:: Raw data

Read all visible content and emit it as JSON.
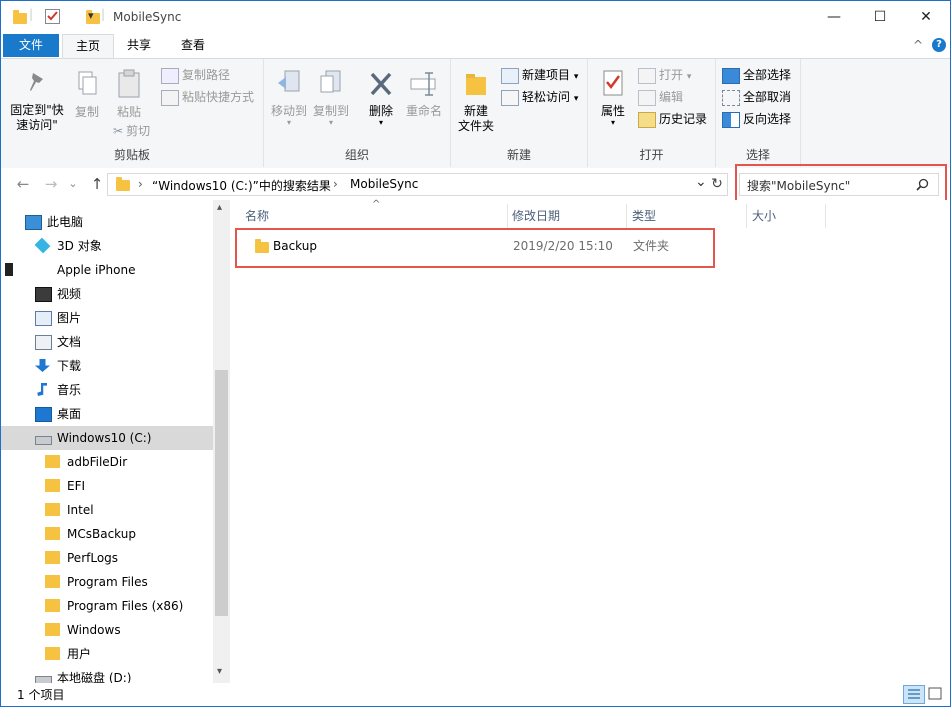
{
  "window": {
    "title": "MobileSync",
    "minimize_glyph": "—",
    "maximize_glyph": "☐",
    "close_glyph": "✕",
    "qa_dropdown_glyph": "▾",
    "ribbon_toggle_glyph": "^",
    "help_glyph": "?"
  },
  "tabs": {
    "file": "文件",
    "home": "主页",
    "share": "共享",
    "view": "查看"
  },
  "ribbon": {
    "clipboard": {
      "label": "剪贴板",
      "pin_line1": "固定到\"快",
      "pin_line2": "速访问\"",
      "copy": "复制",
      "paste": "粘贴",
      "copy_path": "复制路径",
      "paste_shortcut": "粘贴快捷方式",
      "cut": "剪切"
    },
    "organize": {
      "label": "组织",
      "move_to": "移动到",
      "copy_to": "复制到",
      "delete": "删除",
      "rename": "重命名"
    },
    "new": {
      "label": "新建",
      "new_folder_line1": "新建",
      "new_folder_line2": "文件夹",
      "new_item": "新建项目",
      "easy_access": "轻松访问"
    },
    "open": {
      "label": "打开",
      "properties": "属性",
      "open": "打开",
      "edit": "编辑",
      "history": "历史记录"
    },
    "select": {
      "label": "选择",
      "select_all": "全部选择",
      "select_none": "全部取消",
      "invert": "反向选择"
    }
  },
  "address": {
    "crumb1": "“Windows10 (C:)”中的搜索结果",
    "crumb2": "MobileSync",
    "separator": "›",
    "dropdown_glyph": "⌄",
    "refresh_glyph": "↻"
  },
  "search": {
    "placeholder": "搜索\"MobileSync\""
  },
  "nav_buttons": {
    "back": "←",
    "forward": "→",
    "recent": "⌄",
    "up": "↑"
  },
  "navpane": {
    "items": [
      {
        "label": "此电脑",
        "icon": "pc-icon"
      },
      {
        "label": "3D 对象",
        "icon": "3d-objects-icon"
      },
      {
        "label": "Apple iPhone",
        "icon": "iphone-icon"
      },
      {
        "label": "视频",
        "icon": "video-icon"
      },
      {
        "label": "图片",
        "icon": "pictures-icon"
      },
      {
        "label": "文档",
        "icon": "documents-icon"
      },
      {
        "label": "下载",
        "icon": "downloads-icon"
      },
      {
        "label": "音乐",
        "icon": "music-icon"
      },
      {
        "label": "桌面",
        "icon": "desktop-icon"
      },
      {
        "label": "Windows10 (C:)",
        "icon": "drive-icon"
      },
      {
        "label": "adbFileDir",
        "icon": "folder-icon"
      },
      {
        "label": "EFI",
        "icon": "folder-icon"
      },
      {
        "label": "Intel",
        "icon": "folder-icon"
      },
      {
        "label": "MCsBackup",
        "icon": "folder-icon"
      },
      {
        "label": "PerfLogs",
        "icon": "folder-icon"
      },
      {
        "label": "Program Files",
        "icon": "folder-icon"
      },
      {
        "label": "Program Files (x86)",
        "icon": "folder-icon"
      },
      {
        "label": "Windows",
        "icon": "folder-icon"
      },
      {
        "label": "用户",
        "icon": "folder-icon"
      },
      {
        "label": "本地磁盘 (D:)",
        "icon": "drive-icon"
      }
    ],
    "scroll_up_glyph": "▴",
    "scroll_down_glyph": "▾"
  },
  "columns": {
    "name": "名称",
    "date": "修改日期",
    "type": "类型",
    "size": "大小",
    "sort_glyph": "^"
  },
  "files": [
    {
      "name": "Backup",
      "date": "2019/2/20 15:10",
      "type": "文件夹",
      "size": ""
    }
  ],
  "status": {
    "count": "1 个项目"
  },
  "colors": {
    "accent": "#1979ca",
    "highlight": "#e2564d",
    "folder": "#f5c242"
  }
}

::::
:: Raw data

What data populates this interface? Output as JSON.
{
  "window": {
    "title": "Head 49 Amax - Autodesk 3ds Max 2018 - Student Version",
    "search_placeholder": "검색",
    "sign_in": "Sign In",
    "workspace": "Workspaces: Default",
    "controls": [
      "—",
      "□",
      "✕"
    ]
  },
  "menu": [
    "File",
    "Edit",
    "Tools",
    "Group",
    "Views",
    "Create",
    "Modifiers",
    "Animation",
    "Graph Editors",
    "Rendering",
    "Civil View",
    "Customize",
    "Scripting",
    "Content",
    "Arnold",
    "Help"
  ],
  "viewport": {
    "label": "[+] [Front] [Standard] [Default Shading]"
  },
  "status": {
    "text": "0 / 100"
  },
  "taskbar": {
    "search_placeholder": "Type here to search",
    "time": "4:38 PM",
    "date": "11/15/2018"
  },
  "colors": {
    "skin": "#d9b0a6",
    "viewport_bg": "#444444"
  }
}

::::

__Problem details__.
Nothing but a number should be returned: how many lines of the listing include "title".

__Exercise solution__.
2